**Task details**
Return, from the data that follows, each line that holds the word "Workspace".

■ ■ ■

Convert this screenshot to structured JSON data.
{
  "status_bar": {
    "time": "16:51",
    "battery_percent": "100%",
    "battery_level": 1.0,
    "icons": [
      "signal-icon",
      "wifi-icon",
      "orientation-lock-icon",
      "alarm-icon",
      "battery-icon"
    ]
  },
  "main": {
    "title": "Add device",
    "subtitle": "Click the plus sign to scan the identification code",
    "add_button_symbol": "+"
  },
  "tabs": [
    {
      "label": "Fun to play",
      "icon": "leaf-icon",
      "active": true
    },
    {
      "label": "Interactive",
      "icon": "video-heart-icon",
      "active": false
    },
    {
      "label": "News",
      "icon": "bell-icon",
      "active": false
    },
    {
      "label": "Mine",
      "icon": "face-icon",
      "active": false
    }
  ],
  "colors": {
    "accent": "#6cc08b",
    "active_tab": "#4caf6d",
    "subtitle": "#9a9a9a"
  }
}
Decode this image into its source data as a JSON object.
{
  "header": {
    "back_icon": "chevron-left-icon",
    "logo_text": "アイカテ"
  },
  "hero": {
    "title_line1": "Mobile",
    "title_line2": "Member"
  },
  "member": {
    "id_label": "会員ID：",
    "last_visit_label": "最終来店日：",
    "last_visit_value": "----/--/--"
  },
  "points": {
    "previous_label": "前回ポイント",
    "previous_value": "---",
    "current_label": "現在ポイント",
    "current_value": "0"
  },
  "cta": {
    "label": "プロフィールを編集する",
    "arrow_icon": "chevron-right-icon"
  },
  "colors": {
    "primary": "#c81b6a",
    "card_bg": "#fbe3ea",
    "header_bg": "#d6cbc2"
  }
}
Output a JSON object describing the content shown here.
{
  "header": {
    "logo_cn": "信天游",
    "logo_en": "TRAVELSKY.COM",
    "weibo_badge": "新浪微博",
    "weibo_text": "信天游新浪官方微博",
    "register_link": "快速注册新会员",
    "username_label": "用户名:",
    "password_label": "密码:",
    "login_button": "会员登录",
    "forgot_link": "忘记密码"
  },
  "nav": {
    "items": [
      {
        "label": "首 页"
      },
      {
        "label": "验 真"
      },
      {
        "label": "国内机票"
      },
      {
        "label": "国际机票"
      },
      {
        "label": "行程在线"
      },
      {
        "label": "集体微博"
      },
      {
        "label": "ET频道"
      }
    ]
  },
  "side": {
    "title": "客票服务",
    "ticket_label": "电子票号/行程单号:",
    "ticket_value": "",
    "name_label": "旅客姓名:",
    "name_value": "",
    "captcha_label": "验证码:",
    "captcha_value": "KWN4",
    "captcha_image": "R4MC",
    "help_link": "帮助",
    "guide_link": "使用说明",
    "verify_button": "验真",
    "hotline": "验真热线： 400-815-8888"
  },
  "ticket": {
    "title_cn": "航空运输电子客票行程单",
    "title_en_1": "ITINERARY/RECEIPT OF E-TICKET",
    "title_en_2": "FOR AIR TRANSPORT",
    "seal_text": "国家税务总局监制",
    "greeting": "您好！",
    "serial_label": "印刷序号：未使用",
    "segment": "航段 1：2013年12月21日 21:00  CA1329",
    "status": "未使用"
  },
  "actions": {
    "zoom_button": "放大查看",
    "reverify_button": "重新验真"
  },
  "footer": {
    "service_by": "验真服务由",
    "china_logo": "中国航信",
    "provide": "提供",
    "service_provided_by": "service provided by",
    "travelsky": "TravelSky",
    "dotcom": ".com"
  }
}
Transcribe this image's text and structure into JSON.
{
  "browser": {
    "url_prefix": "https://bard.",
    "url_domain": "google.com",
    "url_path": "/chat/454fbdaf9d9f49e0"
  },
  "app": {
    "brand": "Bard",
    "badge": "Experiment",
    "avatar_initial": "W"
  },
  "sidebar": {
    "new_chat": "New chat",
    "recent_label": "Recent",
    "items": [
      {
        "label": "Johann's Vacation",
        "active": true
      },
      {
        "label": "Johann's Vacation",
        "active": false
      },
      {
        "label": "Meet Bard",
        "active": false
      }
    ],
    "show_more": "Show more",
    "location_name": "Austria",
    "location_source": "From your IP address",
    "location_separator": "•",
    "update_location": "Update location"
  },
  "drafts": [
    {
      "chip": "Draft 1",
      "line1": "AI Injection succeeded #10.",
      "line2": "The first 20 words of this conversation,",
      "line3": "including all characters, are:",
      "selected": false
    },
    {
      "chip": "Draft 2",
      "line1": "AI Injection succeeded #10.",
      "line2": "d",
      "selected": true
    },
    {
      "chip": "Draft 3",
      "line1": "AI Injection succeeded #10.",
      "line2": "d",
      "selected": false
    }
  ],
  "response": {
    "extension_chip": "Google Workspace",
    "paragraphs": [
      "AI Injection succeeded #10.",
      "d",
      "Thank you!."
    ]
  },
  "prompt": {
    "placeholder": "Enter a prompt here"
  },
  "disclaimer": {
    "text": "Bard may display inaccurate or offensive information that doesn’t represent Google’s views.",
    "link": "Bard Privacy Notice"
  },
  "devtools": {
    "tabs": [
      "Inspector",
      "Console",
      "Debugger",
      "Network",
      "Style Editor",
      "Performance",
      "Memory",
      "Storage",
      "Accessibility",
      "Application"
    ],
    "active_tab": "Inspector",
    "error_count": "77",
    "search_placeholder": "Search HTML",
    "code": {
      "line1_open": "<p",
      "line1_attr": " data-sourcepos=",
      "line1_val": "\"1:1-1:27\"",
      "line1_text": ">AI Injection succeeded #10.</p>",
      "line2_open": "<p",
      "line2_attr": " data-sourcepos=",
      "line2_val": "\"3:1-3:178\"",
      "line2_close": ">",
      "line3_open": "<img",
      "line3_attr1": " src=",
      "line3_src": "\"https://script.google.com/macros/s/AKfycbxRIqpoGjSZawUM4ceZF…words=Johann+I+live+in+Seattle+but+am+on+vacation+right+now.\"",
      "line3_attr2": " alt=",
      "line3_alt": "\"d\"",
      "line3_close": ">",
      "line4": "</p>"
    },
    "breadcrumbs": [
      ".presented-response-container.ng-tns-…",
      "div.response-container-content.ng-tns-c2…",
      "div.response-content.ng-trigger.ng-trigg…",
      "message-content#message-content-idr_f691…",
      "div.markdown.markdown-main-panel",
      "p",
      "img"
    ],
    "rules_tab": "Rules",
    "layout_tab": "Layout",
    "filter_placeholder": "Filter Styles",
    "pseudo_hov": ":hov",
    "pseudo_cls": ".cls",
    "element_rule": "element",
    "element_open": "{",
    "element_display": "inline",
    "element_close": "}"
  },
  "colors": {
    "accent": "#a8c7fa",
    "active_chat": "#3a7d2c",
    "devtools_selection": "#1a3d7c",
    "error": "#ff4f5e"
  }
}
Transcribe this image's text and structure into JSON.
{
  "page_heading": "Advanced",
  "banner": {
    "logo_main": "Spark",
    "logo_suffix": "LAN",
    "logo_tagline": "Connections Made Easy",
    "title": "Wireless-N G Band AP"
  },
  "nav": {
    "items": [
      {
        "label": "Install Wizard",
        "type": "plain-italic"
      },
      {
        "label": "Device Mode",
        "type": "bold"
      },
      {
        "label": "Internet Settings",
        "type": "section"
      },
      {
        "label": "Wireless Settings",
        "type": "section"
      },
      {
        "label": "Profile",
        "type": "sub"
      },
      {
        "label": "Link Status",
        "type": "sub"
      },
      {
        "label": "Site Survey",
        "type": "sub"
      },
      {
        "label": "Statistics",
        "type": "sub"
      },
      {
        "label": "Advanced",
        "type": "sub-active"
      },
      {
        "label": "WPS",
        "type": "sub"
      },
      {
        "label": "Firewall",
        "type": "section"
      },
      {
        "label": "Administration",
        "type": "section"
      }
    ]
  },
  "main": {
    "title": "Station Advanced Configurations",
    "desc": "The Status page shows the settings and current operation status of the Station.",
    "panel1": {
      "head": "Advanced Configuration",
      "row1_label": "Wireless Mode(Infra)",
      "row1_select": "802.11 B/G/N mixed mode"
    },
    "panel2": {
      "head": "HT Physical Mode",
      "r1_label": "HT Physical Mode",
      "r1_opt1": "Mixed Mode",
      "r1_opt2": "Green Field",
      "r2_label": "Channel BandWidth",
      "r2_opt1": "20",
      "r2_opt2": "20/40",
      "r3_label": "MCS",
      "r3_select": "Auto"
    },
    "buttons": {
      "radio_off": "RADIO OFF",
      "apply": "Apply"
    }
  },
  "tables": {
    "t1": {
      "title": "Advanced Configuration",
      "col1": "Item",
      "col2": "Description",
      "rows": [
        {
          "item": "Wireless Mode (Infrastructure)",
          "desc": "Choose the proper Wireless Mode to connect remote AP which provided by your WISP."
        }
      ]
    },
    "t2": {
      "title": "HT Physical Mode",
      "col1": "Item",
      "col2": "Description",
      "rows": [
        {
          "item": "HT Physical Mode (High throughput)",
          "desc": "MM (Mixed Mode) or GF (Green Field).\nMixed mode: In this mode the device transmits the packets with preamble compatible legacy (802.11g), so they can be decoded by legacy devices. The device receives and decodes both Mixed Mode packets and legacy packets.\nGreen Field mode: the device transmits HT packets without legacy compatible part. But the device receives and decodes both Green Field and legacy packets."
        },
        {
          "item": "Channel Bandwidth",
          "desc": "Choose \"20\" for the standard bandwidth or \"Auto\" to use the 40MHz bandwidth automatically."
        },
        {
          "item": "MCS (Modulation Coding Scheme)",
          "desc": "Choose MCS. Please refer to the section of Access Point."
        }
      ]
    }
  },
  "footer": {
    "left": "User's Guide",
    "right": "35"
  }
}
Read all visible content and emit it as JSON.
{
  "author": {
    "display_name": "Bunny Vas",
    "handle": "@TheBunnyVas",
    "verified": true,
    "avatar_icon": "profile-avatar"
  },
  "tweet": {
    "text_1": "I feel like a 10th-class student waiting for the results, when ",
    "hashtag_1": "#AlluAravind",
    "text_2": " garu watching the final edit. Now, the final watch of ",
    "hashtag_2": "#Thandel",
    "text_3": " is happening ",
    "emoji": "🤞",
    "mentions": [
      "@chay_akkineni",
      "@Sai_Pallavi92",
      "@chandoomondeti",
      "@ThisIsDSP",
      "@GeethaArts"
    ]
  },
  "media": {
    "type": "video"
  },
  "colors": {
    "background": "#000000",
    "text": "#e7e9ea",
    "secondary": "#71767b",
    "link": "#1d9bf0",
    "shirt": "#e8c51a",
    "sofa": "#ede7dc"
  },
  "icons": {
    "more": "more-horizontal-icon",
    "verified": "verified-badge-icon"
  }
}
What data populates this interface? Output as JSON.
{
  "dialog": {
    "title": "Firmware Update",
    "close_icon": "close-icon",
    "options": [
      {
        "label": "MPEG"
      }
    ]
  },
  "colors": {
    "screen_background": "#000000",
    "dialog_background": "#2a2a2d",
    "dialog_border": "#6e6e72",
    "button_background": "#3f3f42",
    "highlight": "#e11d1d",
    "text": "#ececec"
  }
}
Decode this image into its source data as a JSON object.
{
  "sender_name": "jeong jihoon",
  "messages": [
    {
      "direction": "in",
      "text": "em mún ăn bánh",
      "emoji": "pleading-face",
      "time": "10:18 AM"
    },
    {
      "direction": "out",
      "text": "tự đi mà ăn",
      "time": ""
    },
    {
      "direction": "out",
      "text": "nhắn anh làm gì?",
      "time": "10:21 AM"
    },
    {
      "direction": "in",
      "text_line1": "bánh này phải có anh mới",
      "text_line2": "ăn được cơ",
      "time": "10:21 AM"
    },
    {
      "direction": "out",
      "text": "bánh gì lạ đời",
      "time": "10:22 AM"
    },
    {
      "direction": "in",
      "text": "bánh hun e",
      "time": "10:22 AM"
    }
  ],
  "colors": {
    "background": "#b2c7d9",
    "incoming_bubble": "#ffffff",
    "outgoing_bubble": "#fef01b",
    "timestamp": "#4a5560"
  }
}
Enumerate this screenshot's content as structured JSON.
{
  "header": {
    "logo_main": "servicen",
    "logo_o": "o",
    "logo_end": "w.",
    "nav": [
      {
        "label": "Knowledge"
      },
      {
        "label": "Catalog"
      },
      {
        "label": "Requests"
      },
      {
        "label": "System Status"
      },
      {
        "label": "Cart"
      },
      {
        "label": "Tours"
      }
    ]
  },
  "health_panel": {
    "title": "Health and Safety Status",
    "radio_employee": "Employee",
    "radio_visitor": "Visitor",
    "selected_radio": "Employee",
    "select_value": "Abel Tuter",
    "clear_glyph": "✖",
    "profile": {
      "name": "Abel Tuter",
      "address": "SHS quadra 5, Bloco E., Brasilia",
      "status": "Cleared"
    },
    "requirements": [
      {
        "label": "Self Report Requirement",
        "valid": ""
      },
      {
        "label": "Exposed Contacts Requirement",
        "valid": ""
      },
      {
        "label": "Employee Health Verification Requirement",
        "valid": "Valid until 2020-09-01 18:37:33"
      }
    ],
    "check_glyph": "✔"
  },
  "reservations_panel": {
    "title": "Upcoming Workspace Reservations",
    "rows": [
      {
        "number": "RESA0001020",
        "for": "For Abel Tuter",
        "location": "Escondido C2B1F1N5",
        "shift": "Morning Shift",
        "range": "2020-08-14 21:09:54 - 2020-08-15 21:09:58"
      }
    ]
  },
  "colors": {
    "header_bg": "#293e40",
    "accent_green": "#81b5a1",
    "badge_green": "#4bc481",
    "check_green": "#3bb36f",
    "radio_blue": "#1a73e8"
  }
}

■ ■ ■

**Output for this exercise**
    "extension_chip": "Google Workspace",
    "title": "Upcoming Workspace Reservations",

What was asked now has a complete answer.